Four undergrad students from North Carolina State University recently came forward with a nail polish that changes colours when
exposed to date rape drugs such as Rohypnol, Xanax, and GHB, thus enabling the wearer to dip a finger into a drink and test it for safety.
The feminist reaction, on the other hand, took a more critical approach. While acknowledging that the invention was born out of good intentions, many feminists took to social media to suggest that rather than challenging rape culture, this product actually contributes to it — a controversial claim, to say the least. But upon further research, I’ll have to agree that these critics are in the right.
Essentially, critics claim that while the new product means well, it specifically puts the onus on women to protect themselves from rape. This normalizes rape, making it seem like an inevitable part of life that people have to accept and do their best to avoid. This attitude absolves rapists of responsibility because it makes rape seem unavoidable, and thus contributes to rape culture.
In fact, the responsibility is often placed on women to prevent sexual assault. They are often told to avoid wearing clothing that reveals too much, to be careful with how much they drink, to travel with friends, to keep an eye on their beverages, the list goes on. But women should not have to test their drinks in every bar they walk into.
The nail polish concept absolves rapists of responsibility as it makes rape seem unavoidable.

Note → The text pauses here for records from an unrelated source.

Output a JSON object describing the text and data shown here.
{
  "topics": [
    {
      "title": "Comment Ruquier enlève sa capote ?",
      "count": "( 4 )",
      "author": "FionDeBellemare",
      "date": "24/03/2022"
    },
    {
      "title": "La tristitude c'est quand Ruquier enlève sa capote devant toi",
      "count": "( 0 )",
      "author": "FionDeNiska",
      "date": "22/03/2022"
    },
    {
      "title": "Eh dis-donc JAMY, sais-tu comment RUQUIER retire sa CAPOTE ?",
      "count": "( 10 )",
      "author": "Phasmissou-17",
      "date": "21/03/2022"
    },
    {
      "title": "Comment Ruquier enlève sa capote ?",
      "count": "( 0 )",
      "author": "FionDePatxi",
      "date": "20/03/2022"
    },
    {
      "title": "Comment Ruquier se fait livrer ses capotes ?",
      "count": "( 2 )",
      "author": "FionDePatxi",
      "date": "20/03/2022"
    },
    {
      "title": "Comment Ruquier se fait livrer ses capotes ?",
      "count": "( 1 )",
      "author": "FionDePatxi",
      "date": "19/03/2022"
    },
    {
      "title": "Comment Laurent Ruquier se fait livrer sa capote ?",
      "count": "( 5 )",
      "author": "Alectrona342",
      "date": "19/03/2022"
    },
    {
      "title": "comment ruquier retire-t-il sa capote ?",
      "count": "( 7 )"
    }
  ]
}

Another powerful critique is that the nail polish completely removes men from the equation. Men are also victims of sex crimes, and this preventative method only targets women, as the discourse surrounding sexual assault often does. This point struck me, especially since feminists are often accused of neglecting men or working against them. If we want to successfully combat rape culture, we need men and women to work together and open the lines of communication.
Honestly, I feel rather ashamed for not having thought critically about it on my own. Do I feel the men who invented the product intend to contribute to rape culture? Absolutely not — they were trying to do a good thing. However, their approach was misguided.

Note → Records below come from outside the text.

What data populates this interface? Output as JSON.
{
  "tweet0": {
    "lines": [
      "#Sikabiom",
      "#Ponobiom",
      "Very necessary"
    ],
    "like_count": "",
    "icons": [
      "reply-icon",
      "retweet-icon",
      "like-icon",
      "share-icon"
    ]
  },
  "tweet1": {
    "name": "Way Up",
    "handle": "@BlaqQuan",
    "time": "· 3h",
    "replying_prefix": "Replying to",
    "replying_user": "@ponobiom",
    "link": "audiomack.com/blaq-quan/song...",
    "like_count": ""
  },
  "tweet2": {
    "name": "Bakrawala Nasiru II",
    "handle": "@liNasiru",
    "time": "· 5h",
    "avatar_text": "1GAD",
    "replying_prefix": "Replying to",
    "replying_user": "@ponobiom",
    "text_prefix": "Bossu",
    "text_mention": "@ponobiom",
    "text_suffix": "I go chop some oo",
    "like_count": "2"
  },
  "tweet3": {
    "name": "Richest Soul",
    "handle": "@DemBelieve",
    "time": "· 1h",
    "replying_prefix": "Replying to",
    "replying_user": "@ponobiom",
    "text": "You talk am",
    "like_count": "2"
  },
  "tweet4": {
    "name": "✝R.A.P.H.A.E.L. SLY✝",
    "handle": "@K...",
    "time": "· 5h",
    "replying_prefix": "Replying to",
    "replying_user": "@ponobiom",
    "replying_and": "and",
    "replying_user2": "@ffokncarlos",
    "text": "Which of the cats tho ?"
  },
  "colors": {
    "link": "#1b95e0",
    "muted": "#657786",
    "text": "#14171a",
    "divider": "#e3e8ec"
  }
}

Unfortunately, because of the established patriarchal society that we live in, it’s difficult to break out of our existing mental framework and consider alternative ways to combat these crimes. Feminist concepts may be difficult to wrap our heads around, as feminist perspectives on these matters are far from common knowledge, and are often misunderstood. This is why it’s important to turn the conversation on its head and question the way we’ve all been conditioned to see the issue of sexual assault.
The fact of the matter is that these feminist critics have a point, and the longer we fail to educate ourselves and consider this point, the more we perpetuate an environment conducive to rape culture. I’d like a world where we all feel safe, but I don’t think nail polish is the answer. These young innovators should be congratulated for their efforts but we, as a society, must do better.